TASK OBJECTIVE:
From the material below, copy every line in which the word "icon" occurs.

________________

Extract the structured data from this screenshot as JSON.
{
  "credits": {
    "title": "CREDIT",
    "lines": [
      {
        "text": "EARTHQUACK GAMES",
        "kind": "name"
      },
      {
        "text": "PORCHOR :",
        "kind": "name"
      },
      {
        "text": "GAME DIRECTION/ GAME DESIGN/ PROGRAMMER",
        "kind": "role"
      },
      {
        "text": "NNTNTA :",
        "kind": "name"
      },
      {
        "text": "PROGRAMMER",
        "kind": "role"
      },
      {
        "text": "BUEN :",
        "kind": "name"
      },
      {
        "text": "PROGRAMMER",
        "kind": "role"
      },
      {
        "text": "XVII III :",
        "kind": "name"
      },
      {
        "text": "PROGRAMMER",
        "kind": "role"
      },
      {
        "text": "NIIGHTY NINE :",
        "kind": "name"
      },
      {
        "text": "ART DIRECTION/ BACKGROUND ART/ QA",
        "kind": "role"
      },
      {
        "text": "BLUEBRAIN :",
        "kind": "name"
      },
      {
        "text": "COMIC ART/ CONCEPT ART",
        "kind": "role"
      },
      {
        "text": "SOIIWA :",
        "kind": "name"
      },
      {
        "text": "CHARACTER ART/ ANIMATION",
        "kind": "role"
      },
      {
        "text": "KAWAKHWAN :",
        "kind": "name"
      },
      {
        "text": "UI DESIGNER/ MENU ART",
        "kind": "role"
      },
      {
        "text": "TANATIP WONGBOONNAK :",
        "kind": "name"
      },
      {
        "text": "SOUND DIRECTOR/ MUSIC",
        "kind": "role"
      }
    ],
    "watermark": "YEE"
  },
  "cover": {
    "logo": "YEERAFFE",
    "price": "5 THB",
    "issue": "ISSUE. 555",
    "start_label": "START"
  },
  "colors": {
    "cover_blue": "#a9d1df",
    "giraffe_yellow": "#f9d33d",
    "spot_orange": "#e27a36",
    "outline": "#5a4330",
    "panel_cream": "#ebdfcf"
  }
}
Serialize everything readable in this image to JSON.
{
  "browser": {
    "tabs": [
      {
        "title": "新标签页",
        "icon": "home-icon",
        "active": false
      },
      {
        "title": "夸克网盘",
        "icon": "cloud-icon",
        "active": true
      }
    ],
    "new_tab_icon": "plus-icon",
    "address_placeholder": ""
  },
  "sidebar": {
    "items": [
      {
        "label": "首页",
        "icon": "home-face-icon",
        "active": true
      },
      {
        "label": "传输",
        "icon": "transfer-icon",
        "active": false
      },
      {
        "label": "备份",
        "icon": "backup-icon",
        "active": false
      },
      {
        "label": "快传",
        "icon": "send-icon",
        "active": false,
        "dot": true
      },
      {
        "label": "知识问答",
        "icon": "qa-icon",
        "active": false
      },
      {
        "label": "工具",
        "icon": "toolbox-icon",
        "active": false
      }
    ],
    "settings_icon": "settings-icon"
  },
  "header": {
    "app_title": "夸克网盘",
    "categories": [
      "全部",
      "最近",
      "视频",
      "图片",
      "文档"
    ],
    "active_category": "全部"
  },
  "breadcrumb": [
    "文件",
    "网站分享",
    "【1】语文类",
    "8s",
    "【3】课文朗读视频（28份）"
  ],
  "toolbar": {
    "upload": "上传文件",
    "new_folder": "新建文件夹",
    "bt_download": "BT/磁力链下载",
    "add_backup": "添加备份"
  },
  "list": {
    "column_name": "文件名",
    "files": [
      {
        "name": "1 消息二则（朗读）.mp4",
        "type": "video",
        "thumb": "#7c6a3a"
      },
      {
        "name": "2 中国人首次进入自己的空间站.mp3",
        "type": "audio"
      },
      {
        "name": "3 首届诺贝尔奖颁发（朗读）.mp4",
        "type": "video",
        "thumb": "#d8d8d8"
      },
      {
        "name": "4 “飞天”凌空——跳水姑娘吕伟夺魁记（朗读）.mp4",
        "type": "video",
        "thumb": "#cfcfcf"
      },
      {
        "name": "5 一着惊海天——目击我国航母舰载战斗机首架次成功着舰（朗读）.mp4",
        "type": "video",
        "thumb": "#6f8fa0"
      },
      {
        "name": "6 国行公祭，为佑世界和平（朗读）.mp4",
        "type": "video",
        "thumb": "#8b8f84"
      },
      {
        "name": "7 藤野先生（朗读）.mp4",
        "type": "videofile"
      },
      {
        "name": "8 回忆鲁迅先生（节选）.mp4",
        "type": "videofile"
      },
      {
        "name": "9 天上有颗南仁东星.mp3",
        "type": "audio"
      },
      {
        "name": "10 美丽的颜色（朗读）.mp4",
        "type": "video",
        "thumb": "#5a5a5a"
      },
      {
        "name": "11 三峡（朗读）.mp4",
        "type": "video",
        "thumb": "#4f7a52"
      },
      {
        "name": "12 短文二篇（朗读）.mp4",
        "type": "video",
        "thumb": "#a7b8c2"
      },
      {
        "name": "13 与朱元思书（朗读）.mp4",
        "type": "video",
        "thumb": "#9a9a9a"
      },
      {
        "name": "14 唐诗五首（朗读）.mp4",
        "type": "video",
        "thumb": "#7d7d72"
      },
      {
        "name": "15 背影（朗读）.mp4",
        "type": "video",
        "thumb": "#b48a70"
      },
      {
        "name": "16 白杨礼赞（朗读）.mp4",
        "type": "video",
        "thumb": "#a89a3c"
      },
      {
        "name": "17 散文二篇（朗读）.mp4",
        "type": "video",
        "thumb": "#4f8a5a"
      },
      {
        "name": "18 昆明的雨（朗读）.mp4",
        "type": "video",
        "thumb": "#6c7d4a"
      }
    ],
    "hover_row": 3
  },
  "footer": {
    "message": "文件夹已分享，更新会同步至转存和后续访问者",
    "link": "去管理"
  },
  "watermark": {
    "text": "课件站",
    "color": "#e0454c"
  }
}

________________

TASK OUTPUT:
        "icon": "home-icon",
        "icon": "cloud-icon",
    "new_tab_icon": "plus-icon",
        "icon": "home-face-icon",
        "icon": "transfer-icon",
        "icon": "backup-icon",
        "icon": "send-icon",
        "icon": "qa-icon",
        "icon": "toolbox-icon",
    "settings_icon": "settings-icon"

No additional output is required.